before the band left for the Congo. One tune, however, continued to rattle around in Whibley's head after touching down in central Africa (see [article id="1487991"]"Sum 41 Touch Down In Congo, Visit 'Witches' And U.N. Officials"[/article]).

Just as he was about to put the ideas on paper, the

fighting started and he was forced to temporarily

abandon the endeavor. When safely back in Toronto a

few days later, Whibley was able to completely recall

the work-in-progress, despite the lack of any

recording device, a mental phenomenon he equated to

fate.

"I had no way to record it while in Africa; there was

no electricity," he explained. "I couldn't even use a

cell phone to record it into my answering machine or

anything. So when I got home and remembered it

perfectly, I took it as a good sign.

"I made a little demo of it and showed our manager and

a few people at our record label," he continued, "and

everyone who heard it was just like, 'That's the best

song on the record.' So we went back in the studio and

recorded it, and now 'We're All to Blame' is going to

be our first single."

Despite its origin, "We're All to Blame" doesn't

solely place fault on the cell-phone-happy Western

world's demand for coltan as the reason for the

Congo's turmoil. Rather, the song looks at the bigger

picture of how the modern world's unquenchable thirst

for power, money and natural resources has put the

entire planet in hot water.

"It's about the state of the world, and how it's come

to be like this," Whibley said. "Directly or

indirectly, everyone is somehow to blame one way or

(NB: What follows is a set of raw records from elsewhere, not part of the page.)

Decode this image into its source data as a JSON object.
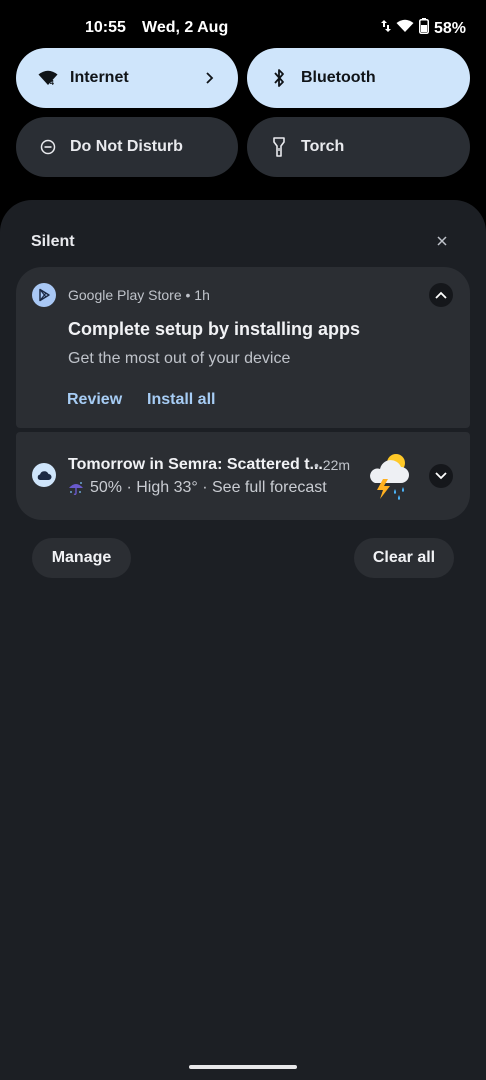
{
  "status_bar": {
    "time": "10:55",
    "date": "Wed, 2 Aug",
    "battery": "58%",
    "icons": [
      "data-arrows-icon",
      "wifi-icon",
      "battery-icon"
    ]
  },
  "quick_tiles": [
    {
      "label": "Internet",
      "state": "on",
      "icon": "wifi-icon"
    },
    {
      "label": "Bluetooth",
      "state": "on",
      "icon": "bluetooth-icon"
    },
    {
      "label": "Do Not Disturb",
      "state": "off",
      "icon": "dnd-icon"
    },
    {
      "label": "Torch",
      "state": "off",
      "icon": "torch-icon"
    }
  ],
  "section": {
    "title": "Silent"
  },
  "notifications": [
    {
      "app": "Google Play Store • 1h",
      "title": "Complete setup by installing apps",
      "text": "Get the most out of your device",
      "actions": [
        "Review",
        "Install all"
      ]
    },
    {
      "title": "Tomorrow in Semra: Scattered t...",
      "time": "• 22m",
      "summary": "50% · High 33° · See full forecast",
      "icon": "thunderstorm-icon"
    }
  ],
  "buttons": {
    "manage": "Manage",
    "clear_all": "Clear all"
  },
  "colors": {
    "tile_on": "#cfe5fb",
    "tile_off": "#2a2e34",
    "shade": "#1c1f24",
    "card": "#2b2e33",
    "accent_text": "#a7cdf5"
  }
}
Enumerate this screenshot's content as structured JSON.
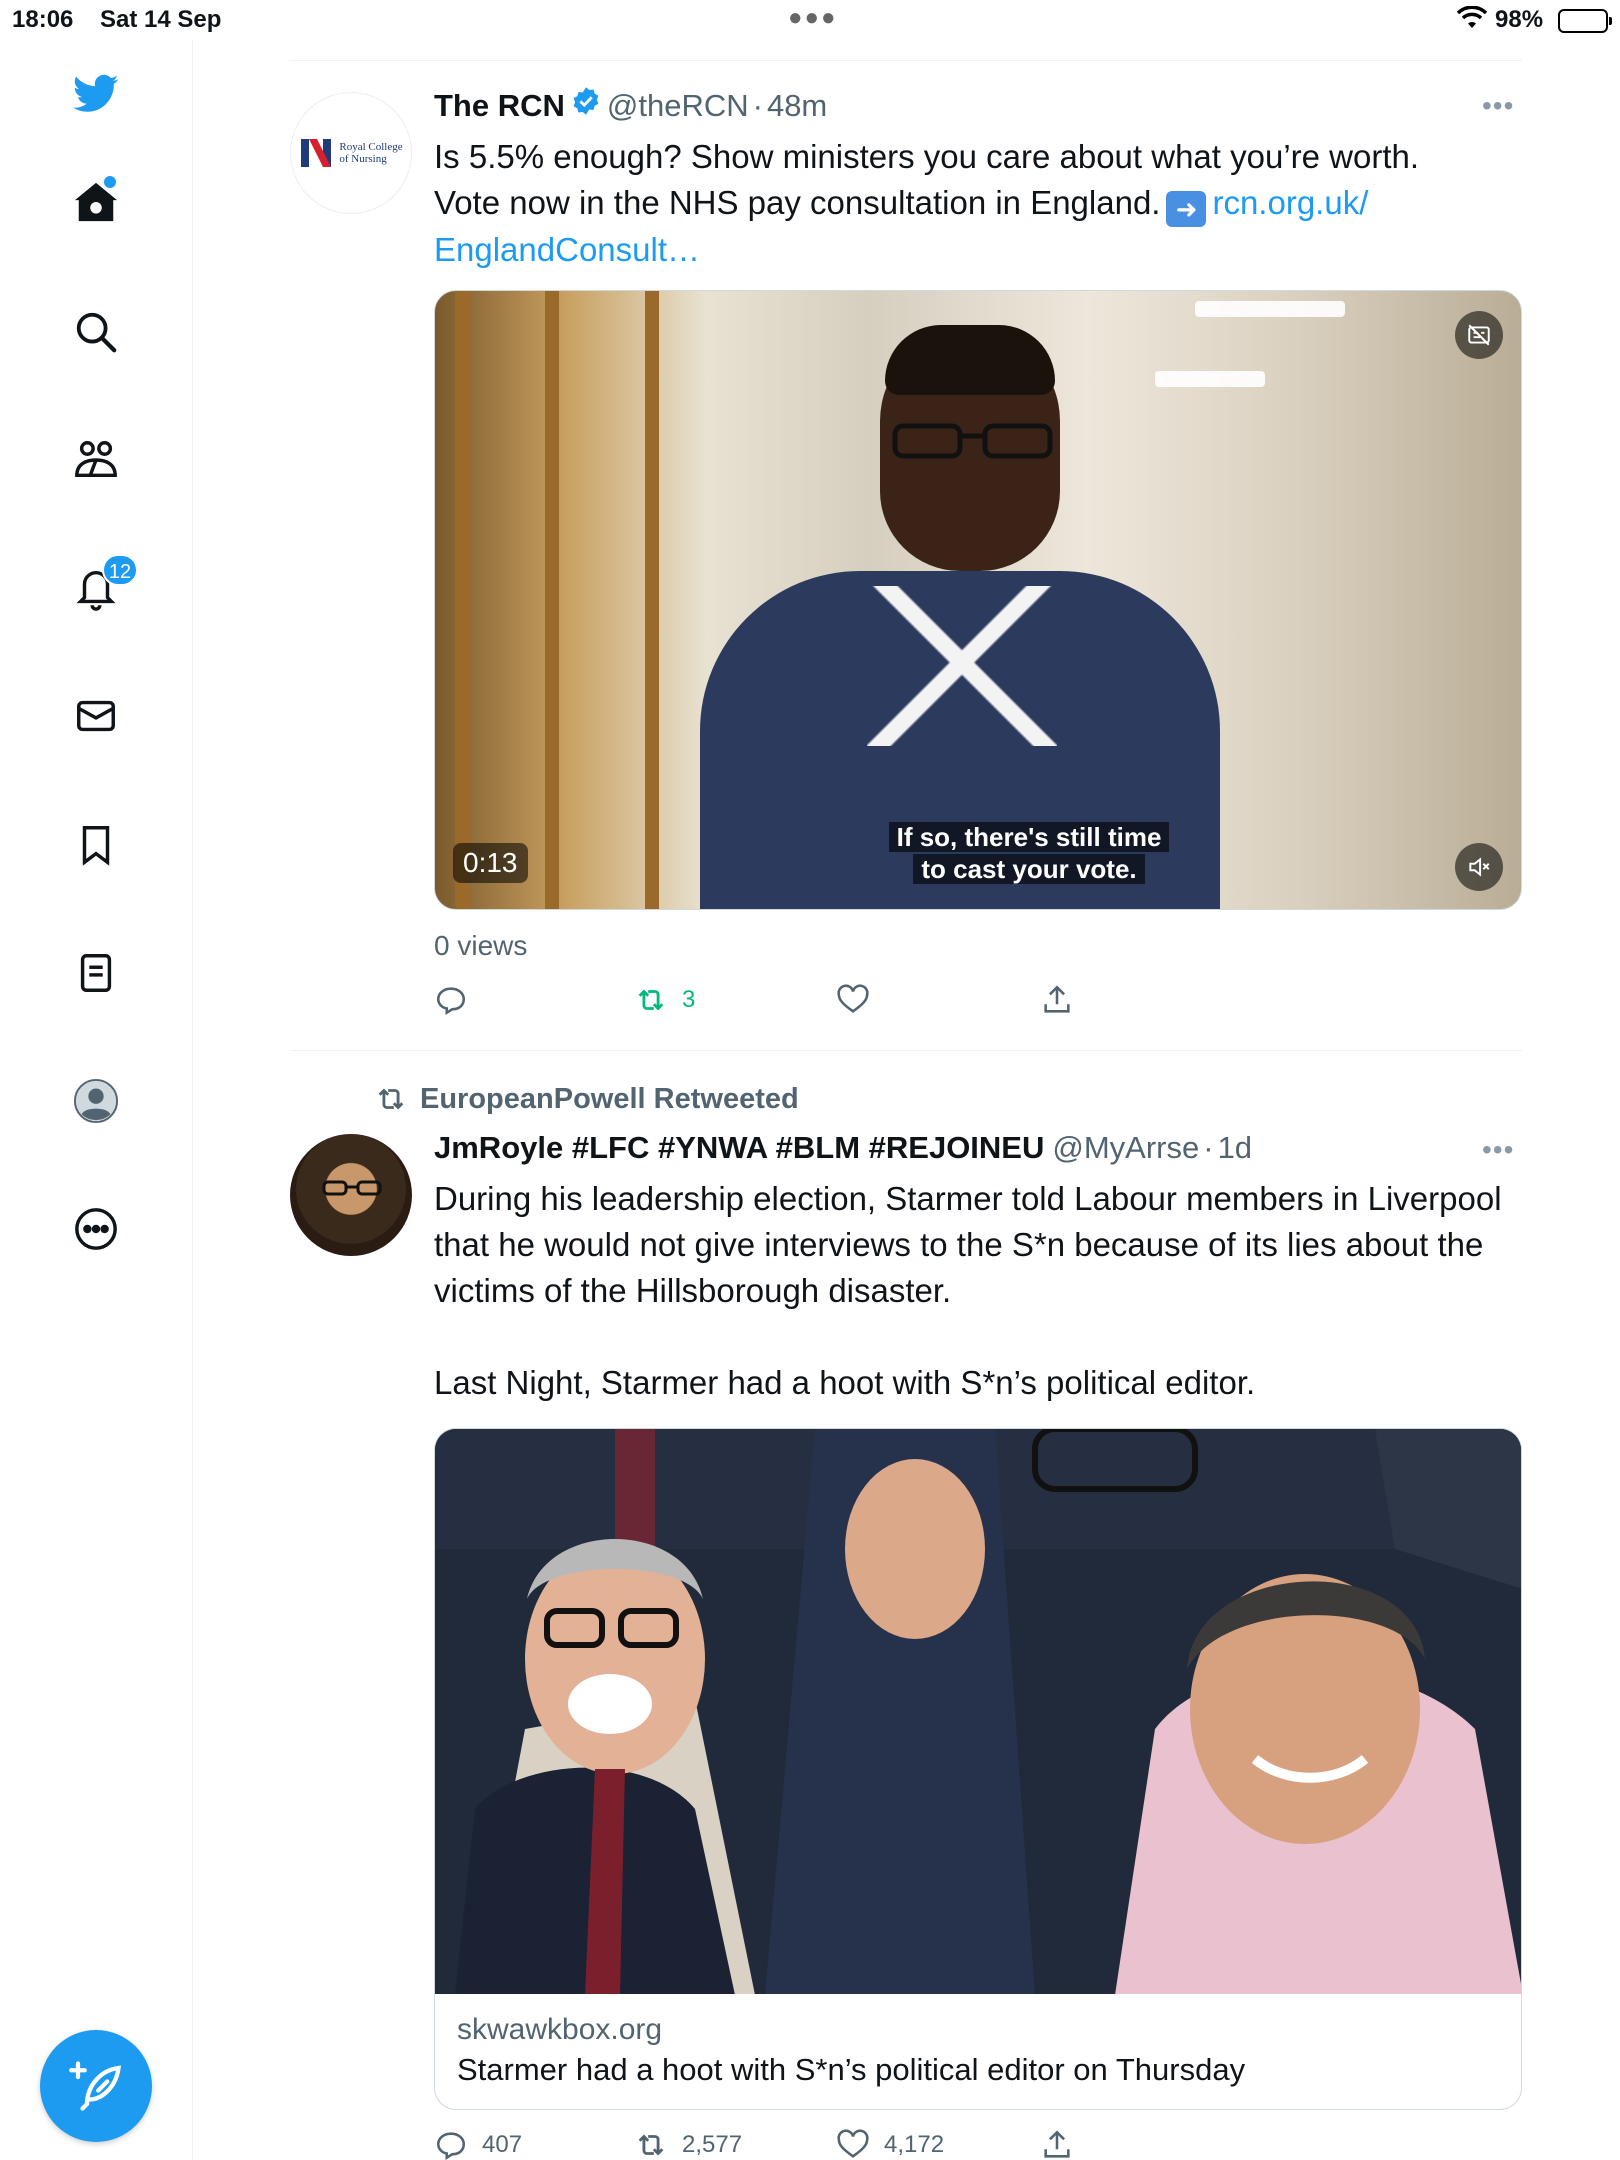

another. Whether you have direct involvement or you

just choose to be ignorant, we all have some kind of involvement."